Models show that collisions between spiral galaxies can "convert" them to a class known as lenticular galaxies.  This type of galaxy is somewhere between spiral and elliptical galaxies!  Perhaps the result of such galactic collisions is one huge elliptical galaxy?  If that is the case, we may be in trouble.  The Andromeda galaxy (a spiral slightly larger than the Milky Way) is heading straight toward us, ... like two trains on the same track.  The local group has only 3 spiral galaxies in it.  After this collision, these two large spirals may merge, ... forming one huge elliptical galaxy.  Then there will only be one spiral galaxy left in the local group, ... the Triangulum galaxy.

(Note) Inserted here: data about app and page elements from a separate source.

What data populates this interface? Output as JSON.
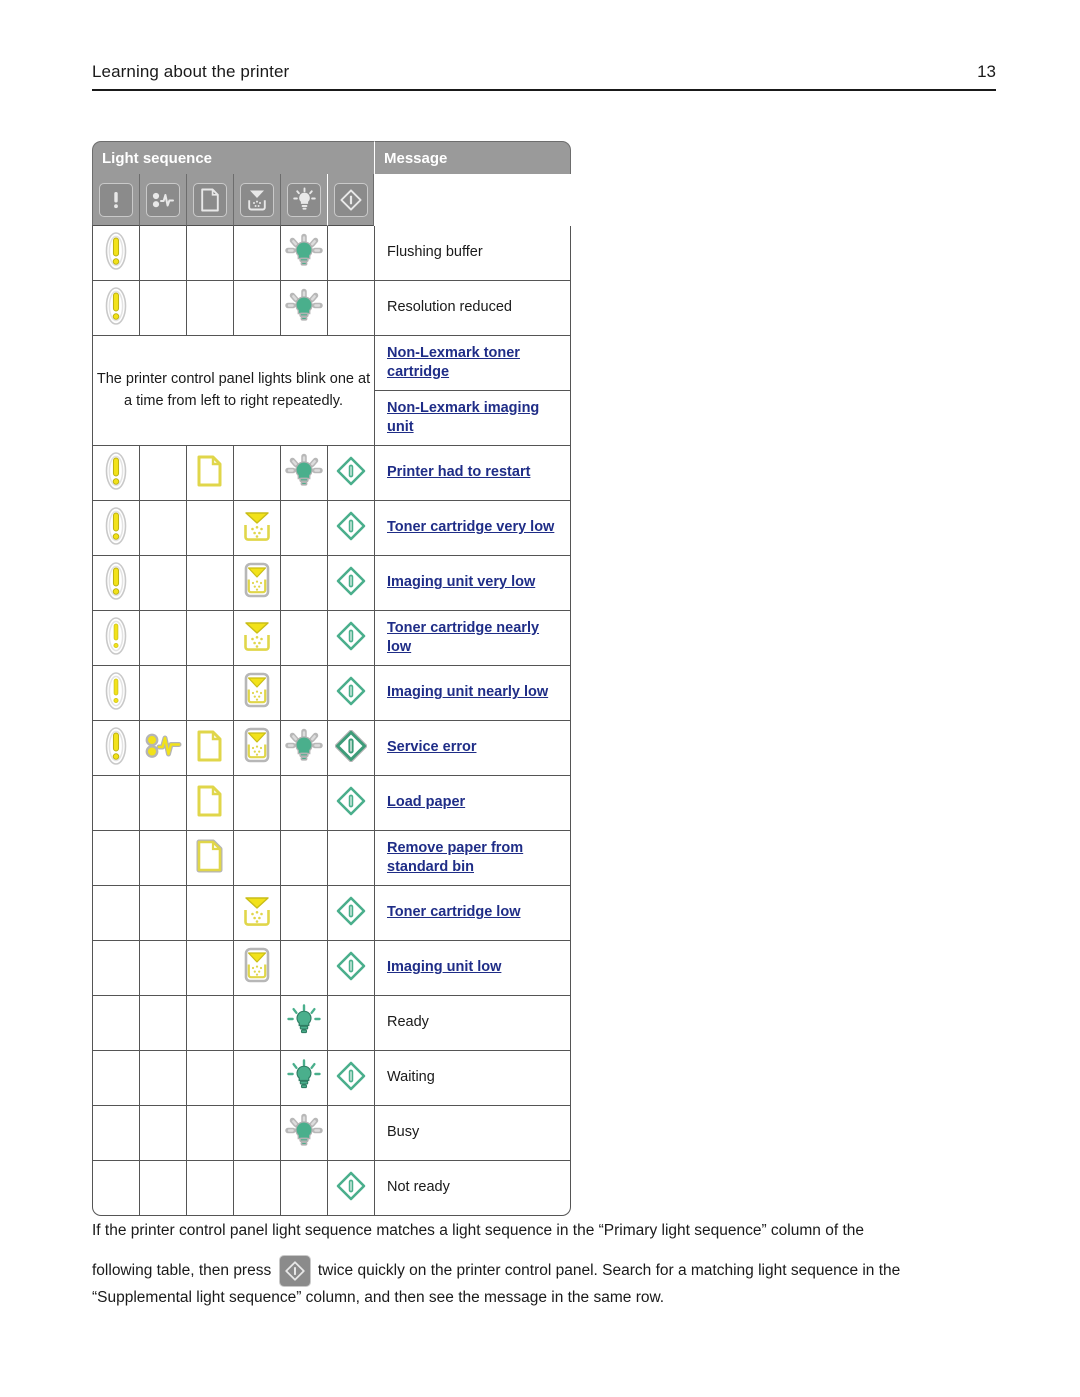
{
  "header": {
    "section_title": "Learning about the printer",
    "page_number": "13"
  },
  "table": {
    "col_header_lights": "Light sequence",
    "col_header_message": "Message",
    "legend_icons": [
      {
        "name": "error-icon",
        "label": "Error"
      },
      {
        "name": "paper-jam-icon",
        "label": "Paper jam"
      },
      {
        "name": "load-paper-icon",
        "label": "Load paper"
      },
      {
        "name": "toner-low-icon",
        "label": "Toner low"
      },
      {
        "name": "ready-icon",
        "label": "Ready"
      },
      {
        "name": "start-icon",
        "label": "Start"
      }
    ],
    "blink_note": "The printer control panel lights blink one at a time from left to right repeatedly.",
    "rows": [
      {
        "lights": [
          "error-blink",
          "",
          "",
          "",
          "ready-blink",
          ""
        ],
        "message": "Flushing buffer",
        "link": false
      },
      {
        "lights": [
          "error-blink",
          "",
          "",
          "",
          "ready-blink",
          ""
        ],
        "message": "Resolution reduced",
        "link": false
      },
      {
        "lights": [
          "error-blink",
          "",
          "paper-on",
          "",
          "ready-blink",
          "start-on"
        ],
        "message": "Printer had to restart",
        "link": true
      },
      {
        "lights": [
          "error-blink",
          "",
          "",
          "toner-on",
          "",
          "start-on"
        ],
        "message": "Toner cartridge very low",
        "link": true
      },
      {
        "lights": [
          "error-blink",
          "",
          "",
          "imaging-on",
          "",
          "start-on"
        ],
        "message": "Imaging unit very low",
        "link": true
      },
      {
        "lights": [
          "error-dim",
          "",
          "",
          "toner-on",
          "",
          "start-on"
        ],
        "message": "Toner cartridge nearly low",
        "link": true
      },
      {
        "lights": [
          "error-dim",
          "",
          "",
          "imaging-blink",
          "",
          "start-on"
        ],
        "message": "Imaging unit nearly low",
        "link": true
      },
      {
        "lights": [
          "error-blink",
          "jam-on",
          "paper-on",
          "imaging-blink",
          "ready-blink",
          "start-blink"
        ],
        "message": "Service error",
        "link": true
      },
      {
        "lights": [
          "",
          "",
          "paper-on",
          "",
          "",
          "start-on"
        ],
        "message": "Load paper",
        "link": true
      },
      {
        "lights": [
          "",
          "",
          "paper-blink",
          "",
          "",
          ""
        ],
        "message": "Remove paper from standard bin",
        "link": true
      },
      {
        "lights": [
          "",
          "",
          "",
          "toner-on",
          "",
          "start-on"
        ],
        "message": "Toner cartridge low",
        "link": true
      },
      {
        "lights": [
          "",
          "",
          "",
          "imaging-blink",
          "",
          "start-on"
        ],
        "message": "Imaging unit low",
        "link": true
      },
      {
        "lights": [
          "",
          "",
          "",
          "",
          "ready-on",
          ""
        ],
        "message": "Ready",
        "link": false
      },
      {
        "lights": [
          "",
          "",
          "",
          "",
          "ready-on",
          "start-on"
        ],
        "message": "Waiting",
        "link": false
      },
      {
        "lights": [
          "",
          "",
          "",
          "",
          "ready-blink",
          ""
        ],
        "message": "Busy",
        "link": false
      },
      {
        "lights": [
          "",
          "",
          "",
          "",
          "",
          "start-on"
        ],
        "message": "Not ready",
        "link": false
      }
    ],
    "non_lexmark_rows": [
      {
        "message": "Non-Lexmark toner cartridge",
        "link": true
      },
      {
        "message": "Non-Lexmark imaging unit",
        "link": true
      }
    ]
  },
  "footnote": {
    "part1": "If the printer control panel light sequence matches a light sequence in the “Primary light sequence” column of the",
    "part2": "following table, then press",
    "part3": "twice quickly on the printer control panel. Search for a matching light sequence in the “Supplemental light sequence” column, and then see the message in the same row.",
    "inline_icon": "start-icon"
  },
  "colors": {
    "header_band": "#9a9a9a",
    "link": "#1f2d87",
    "light_yellow": "#f2e21a",
    "light_green": "#4aaf8c",
    "grid": "#555555"
  }
}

But hope is not lost for spiral galaxies.  Recent computer models have shown that there may be a way to make spiral galaxies from the tidal interaction between two passing elliptical galaxies.  The animation below shows one possible way a beautiful galaxy called the Whirlpool galaxy (M57) may have formed. Astronomers need much more data to confirm this possibility.

Can two elliptical galaxies make a spiral? (animation)

Our early universe

In the first billion years of our universe there were lots of small galaxies ... perhaps ten times the number right now.  Galactic numbers dropped as small low mass galaxies merged to form fewer massive galaxies. However, getting observations from times earlier are extremely difficult since it is hard to see things over 13 billion light-years away.  Maybe that will all change when the James Webb telescope goes into action.  This next generation space telescope will be able to see that early universe because (unlike the Hubble telescope), the James Webb scope will have eyes in the infrared.  Perhaps you already know this (but will surely learn soon), our universe is expanding.  This expansion also effects the light coming from distant galaxies.  Remember the Doppler red shift?  Light from very early galaxies is shifted to the infrared by the time it reaches us so we need a tool like the James Webb telescope to answer questions like:  How do galaxies form in the first place?  What factors determine if a galaxy starts out as a spiral or elliptical?  How many galaxies are there?  I can't wait! 


©Jim Mihal 2004, 2014, 2018, 2020  - all rights reserved